[[ Listed entries open ]]
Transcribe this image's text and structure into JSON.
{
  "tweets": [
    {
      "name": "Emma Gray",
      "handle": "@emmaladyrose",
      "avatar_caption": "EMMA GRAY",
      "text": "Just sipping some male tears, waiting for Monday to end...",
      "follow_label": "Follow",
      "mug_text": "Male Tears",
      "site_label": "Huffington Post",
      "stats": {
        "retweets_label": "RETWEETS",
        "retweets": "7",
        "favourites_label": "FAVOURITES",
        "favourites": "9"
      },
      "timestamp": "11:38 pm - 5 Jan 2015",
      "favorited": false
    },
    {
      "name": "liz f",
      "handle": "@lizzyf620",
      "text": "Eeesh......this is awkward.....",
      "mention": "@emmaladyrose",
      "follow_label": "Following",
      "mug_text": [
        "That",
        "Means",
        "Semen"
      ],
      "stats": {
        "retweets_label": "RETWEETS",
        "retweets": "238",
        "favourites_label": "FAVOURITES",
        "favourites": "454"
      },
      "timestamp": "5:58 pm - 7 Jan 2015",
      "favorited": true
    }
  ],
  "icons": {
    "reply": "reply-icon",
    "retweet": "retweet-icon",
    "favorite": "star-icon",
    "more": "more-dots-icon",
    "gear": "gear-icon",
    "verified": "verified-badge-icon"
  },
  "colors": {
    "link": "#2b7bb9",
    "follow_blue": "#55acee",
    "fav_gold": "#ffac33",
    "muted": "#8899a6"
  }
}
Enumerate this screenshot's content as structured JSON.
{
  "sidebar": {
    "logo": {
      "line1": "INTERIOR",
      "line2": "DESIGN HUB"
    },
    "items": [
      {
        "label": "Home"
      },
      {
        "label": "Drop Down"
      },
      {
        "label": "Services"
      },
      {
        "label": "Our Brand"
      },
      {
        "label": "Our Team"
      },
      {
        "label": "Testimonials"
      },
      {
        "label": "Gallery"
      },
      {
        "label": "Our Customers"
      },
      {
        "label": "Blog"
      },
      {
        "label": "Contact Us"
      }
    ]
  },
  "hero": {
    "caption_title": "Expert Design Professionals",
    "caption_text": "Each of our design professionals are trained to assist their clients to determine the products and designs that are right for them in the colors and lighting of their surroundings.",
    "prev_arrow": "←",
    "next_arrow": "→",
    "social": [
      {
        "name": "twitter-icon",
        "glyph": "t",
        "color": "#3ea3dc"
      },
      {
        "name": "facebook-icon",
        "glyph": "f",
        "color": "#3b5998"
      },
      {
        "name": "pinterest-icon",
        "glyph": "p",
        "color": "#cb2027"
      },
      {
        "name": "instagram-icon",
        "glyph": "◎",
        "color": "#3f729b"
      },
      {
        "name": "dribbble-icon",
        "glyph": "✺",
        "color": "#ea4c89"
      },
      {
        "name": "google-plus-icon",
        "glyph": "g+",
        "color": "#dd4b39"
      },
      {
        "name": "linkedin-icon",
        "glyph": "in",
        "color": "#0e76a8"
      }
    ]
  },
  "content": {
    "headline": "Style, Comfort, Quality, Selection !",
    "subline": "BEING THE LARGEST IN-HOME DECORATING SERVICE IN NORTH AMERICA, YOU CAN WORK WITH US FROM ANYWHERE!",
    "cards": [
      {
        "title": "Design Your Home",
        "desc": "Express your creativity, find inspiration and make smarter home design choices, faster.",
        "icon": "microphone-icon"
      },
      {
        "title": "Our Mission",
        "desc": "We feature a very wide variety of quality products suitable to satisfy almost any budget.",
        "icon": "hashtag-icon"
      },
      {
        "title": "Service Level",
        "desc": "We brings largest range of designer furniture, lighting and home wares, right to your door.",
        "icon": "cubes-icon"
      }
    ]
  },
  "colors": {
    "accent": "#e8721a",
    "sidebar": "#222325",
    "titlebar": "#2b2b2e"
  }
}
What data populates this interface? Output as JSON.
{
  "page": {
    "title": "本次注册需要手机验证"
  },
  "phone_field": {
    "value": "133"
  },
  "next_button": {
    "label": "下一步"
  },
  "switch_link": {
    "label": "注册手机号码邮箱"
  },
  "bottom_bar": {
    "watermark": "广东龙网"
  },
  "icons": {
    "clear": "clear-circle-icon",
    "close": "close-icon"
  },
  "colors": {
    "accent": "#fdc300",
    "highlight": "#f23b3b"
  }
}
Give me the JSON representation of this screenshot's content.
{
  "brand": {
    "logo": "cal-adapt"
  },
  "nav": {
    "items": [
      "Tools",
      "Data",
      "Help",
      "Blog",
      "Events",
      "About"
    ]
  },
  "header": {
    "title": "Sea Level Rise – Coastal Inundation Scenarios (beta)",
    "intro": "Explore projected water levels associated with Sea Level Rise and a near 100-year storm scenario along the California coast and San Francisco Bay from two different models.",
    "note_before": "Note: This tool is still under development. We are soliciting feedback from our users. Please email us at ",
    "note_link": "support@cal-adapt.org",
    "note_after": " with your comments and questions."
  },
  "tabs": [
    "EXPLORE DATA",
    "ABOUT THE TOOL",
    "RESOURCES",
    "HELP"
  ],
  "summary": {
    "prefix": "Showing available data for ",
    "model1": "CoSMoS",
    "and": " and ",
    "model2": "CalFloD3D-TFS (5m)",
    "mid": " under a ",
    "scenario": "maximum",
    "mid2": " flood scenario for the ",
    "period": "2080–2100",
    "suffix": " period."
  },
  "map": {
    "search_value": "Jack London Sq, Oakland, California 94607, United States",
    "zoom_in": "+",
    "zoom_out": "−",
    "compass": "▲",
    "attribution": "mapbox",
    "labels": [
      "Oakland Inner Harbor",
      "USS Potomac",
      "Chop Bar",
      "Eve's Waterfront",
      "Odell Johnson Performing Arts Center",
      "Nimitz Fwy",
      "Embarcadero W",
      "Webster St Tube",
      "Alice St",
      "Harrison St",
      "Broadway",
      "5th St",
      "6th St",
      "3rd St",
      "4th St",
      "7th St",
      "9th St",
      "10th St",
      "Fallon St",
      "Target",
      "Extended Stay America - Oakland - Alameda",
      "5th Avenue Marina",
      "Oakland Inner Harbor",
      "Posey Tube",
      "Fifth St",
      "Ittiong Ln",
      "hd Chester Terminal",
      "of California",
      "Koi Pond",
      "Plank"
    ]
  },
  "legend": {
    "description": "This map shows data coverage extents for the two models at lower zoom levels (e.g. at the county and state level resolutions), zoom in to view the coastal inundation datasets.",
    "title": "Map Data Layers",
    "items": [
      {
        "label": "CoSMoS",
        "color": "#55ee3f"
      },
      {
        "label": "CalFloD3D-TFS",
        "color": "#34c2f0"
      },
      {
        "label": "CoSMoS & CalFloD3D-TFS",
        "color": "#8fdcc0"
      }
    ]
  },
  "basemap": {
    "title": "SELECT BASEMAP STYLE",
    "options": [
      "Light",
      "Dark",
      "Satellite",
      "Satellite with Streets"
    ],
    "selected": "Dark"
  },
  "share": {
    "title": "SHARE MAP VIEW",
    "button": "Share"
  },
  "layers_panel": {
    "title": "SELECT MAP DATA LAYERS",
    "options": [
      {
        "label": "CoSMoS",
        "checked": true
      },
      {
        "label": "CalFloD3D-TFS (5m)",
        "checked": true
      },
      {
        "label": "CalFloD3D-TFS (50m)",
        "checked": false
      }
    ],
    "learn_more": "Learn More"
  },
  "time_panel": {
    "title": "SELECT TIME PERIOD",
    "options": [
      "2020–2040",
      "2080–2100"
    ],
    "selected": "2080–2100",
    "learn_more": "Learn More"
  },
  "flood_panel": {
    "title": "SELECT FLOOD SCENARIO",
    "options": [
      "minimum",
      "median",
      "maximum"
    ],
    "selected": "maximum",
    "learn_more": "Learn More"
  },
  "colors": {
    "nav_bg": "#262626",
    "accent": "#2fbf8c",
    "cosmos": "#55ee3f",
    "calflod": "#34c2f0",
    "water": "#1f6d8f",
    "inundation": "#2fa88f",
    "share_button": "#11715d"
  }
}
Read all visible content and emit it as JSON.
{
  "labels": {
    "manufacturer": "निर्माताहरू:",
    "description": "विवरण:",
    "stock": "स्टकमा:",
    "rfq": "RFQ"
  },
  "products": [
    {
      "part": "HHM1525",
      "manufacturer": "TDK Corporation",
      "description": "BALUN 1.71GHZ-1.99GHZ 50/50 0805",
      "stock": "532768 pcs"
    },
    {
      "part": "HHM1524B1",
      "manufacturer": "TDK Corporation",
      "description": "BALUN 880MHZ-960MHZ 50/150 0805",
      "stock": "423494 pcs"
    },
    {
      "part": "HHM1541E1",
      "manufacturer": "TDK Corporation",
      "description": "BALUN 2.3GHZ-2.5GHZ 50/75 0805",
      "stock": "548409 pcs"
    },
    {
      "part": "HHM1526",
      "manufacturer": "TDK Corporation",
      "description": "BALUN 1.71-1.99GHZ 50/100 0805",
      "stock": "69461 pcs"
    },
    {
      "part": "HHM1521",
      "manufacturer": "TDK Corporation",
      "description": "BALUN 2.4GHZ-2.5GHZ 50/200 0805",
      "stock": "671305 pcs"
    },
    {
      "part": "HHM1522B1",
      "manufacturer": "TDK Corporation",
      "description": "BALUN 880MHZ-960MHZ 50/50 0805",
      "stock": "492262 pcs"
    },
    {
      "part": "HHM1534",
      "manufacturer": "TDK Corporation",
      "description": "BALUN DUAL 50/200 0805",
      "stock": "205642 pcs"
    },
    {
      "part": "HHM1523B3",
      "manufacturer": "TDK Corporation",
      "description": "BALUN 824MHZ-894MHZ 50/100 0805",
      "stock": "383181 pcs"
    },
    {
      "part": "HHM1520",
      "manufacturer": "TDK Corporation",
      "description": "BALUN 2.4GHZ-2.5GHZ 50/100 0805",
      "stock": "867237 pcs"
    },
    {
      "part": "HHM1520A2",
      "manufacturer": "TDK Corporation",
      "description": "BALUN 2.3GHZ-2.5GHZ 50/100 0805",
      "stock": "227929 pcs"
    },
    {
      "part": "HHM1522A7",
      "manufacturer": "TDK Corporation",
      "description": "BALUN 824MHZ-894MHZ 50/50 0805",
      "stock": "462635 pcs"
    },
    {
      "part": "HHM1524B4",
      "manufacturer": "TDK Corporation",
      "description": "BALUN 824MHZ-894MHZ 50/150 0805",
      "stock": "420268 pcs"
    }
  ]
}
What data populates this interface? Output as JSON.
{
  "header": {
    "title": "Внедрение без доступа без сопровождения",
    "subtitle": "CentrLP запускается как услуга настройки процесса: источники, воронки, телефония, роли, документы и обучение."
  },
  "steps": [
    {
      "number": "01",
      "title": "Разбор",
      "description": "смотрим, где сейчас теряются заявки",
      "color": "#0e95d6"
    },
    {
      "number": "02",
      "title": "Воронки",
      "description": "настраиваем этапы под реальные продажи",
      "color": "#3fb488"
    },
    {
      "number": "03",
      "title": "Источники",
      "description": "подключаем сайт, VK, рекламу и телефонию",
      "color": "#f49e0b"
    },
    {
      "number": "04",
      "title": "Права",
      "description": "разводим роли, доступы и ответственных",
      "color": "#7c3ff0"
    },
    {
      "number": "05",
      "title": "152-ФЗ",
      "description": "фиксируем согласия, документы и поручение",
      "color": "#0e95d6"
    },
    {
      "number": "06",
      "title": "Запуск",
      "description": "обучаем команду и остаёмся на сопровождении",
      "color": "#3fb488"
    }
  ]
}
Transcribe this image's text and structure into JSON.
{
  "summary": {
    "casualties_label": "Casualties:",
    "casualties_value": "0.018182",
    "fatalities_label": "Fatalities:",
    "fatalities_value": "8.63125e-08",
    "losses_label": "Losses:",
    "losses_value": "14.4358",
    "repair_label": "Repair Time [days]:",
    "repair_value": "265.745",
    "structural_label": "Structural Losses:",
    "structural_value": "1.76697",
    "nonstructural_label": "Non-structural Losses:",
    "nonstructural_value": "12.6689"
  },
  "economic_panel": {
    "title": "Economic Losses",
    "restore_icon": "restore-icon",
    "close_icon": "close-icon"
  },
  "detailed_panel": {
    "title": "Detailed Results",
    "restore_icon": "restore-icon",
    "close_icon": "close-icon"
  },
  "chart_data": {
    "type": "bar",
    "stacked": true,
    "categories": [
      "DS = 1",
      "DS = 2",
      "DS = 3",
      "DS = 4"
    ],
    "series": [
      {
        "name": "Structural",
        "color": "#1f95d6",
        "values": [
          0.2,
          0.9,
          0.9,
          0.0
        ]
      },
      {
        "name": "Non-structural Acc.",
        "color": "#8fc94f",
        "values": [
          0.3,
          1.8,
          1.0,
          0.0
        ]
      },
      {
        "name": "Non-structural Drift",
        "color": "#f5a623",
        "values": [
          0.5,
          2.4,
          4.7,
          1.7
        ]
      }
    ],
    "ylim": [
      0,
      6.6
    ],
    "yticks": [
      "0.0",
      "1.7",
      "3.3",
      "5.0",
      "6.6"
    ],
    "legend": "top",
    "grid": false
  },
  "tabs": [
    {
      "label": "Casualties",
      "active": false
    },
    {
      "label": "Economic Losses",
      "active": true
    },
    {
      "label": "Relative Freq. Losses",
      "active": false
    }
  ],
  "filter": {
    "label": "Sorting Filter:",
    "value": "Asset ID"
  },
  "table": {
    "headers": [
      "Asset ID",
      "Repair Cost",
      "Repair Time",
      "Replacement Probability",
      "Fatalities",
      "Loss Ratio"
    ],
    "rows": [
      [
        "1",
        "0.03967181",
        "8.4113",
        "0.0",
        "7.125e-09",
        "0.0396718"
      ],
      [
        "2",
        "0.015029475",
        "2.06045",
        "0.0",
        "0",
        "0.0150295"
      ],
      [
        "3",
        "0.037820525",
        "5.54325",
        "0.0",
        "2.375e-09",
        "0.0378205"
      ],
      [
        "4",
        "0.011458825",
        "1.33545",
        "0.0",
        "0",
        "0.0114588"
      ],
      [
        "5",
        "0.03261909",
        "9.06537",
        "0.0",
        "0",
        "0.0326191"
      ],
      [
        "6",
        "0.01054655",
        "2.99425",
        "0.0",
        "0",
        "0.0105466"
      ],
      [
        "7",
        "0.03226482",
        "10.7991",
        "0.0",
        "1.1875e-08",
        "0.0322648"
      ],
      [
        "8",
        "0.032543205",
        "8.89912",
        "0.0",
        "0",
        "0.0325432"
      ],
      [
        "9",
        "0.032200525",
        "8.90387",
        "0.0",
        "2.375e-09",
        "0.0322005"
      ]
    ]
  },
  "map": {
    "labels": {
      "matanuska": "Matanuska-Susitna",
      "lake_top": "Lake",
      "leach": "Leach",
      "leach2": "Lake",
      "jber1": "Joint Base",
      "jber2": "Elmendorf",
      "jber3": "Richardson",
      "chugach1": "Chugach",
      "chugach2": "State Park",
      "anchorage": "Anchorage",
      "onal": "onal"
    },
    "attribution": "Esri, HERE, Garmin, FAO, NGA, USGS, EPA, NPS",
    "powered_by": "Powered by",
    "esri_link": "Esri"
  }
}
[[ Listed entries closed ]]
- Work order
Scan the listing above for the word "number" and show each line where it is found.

- Solution
      "number": "01",
      "number": "02",
      "number": "03",
      "number": "04",
      "number": "05",
      "number": "06",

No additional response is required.